For those who wish to see the man in the White House get away with trashing the Constitution and our system of law based on it, of course, the law does not matter, but for those who do claim to be concerned it is imperative that such errors of law not be spread abroad. It is only if judges believe that they are being watched to see if they choose to actually apply the law that we will see the Rule of Law have a chance of prevailing.
Bump for later review....
Thank you for the detailed post. Not being a lawyer myself, it helps to hear these details supported by case law. As we all “hash” this eligibility issue out...it is important for all of us to have accurate information if we are to succeed! Lets hope the court has the fortitude to do what’s right.
"That Judge Robertson was thus assuming standing by stating that he, as the judge, had jurisdiction, was recognized by Robert F. Bauer, who was at that point counsel for the defendants Soetoro/Obama and Biden on the appeal when he filed his original opposition brief for the defendants as appellees prior to the briefing being rescheduled."
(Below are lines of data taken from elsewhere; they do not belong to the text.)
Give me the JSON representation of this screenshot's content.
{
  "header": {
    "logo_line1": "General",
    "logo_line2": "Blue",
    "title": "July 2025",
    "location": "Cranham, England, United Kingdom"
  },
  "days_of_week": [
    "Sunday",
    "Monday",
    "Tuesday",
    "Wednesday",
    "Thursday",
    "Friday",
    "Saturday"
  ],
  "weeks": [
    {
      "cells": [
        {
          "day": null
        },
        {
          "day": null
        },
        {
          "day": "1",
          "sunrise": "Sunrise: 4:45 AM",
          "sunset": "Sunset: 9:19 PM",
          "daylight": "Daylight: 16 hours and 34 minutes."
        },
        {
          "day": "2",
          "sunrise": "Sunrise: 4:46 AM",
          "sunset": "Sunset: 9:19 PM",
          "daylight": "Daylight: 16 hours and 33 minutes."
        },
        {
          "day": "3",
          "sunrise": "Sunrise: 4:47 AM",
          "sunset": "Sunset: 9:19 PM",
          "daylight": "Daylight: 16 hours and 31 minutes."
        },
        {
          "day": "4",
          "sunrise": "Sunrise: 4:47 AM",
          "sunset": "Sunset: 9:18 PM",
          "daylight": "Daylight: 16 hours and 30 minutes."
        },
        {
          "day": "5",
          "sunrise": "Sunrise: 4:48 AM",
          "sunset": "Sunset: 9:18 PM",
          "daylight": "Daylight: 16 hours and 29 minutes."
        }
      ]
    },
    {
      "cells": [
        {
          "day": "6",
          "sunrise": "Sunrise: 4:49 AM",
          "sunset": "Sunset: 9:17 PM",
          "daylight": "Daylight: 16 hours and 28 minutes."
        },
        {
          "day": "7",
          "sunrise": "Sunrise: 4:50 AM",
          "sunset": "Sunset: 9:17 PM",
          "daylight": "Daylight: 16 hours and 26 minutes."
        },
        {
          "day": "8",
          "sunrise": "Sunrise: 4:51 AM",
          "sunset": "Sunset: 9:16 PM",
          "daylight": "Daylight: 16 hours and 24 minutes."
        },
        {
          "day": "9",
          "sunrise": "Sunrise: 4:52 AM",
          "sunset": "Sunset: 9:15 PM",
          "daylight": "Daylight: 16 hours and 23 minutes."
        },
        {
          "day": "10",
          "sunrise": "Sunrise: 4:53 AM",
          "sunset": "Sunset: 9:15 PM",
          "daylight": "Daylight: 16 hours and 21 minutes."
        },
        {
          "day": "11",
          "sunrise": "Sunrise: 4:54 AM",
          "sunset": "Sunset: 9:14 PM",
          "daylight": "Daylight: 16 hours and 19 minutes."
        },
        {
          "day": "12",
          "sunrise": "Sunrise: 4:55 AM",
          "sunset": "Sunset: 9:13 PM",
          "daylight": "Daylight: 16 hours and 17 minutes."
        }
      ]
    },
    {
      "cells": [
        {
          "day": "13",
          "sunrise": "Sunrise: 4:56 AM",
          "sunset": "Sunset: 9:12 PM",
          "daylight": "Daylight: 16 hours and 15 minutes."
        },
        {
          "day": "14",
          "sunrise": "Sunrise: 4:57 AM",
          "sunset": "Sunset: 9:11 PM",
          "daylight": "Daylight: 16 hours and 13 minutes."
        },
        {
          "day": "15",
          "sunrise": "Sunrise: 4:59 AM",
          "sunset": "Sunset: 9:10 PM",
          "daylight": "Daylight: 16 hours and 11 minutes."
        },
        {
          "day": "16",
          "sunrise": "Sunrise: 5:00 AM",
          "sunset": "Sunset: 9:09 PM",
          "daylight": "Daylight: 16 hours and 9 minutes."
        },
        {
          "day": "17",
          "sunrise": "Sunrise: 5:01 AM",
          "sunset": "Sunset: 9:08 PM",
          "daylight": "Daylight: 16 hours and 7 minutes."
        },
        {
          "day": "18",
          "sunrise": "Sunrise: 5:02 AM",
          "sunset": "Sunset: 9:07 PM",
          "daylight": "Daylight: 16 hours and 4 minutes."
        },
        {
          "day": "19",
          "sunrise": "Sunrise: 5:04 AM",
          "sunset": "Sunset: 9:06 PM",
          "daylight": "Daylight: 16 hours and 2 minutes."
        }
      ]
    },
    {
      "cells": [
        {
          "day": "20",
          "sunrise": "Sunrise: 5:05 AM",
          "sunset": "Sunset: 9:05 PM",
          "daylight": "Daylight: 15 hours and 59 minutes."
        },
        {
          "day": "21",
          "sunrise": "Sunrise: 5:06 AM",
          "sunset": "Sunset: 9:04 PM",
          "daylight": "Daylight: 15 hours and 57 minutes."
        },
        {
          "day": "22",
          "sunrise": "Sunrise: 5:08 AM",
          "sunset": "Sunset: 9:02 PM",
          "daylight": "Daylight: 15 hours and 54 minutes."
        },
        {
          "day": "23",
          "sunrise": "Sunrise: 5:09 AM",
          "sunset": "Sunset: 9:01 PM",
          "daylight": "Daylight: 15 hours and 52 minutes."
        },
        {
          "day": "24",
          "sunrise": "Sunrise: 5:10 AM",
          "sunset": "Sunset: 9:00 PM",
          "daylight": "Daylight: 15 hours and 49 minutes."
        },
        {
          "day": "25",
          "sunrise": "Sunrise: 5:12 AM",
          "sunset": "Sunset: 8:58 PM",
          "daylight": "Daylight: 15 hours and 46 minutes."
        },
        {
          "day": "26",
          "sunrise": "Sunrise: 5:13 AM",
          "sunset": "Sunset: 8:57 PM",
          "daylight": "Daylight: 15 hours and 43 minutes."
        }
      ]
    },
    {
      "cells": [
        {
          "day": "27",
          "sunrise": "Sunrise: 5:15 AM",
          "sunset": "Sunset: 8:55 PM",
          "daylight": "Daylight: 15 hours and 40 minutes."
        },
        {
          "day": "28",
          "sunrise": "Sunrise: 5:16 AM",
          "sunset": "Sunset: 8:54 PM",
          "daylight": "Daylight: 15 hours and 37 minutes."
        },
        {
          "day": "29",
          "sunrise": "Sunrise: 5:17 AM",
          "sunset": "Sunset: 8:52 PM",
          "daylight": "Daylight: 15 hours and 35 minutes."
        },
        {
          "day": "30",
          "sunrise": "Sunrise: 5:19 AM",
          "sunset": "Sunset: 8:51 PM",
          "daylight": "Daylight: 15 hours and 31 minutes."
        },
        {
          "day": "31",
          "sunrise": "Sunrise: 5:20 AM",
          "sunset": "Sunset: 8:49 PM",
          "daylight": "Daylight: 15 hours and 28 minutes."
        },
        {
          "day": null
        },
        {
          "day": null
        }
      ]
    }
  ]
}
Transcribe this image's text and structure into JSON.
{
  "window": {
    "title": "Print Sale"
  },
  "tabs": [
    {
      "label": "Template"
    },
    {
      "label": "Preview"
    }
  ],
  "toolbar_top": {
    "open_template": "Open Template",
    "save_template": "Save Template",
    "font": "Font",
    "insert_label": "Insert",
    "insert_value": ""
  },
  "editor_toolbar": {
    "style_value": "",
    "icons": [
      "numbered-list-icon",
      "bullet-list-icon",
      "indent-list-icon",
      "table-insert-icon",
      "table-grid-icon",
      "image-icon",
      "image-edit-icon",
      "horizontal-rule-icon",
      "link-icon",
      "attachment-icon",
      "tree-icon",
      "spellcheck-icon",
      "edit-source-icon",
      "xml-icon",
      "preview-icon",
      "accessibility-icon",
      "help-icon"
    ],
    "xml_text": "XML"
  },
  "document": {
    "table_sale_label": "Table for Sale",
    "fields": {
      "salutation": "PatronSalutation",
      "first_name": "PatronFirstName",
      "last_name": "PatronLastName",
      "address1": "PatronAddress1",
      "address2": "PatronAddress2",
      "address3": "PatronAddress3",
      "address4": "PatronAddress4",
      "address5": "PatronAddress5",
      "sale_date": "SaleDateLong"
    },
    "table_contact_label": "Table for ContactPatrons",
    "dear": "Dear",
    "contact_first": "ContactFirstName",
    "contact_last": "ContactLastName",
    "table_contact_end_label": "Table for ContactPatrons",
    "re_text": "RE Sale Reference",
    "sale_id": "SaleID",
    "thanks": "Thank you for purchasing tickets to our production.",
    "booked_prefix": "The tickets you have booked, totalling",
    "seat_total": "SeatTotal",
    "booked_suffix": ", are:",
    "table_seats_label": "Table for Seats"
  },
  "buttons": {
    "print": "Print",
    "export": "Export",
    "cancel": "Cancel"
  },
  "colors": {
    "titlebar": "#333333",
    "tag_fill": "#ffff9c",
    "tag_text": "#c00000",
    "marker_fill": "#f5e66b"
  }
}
I totally disagree with your conclusion above that Roberson "was thus assuming standing". You are putting words in his mouth, in my view. Your case quote from Flast does not support your contention that Robertson found that Hollister had standing.
Your quote from Flast is a broader definition of jurisdiction over a particular case, which includes the requirements of standing for the plaintiff, as compared to jurisdiction of a court in general over types of cases without regard to particular plaintiffs, such as whether a court can hear quo warranto.
You are in fact making my point that Roberson found that Hollister lacked standing becasue Hollister failed to claim an actual controversy that the court could remedy.
To have an actual controversy that would justify standing, Hollister had to claim an "injury in fact" (an element of standing). To try to satisfy that requirement Hollister put before the judge his interpleader "stake" claiming potential damage to this "stake" if Obama is found to be ineligible.
Robertson denied the validity of Hollister's claim to an injury in fact and thus denied Hollister standing. Without an injury in fact, the court is unable to fashion a remedy for a nonexistent injury. So while Robertson got as far as finding that his court had a general standing to hear the matter, Robertson found that plaintif Hollister's specific claims for injury before the court failed to justify granting Hollister standing.
Thanks for your pings and information!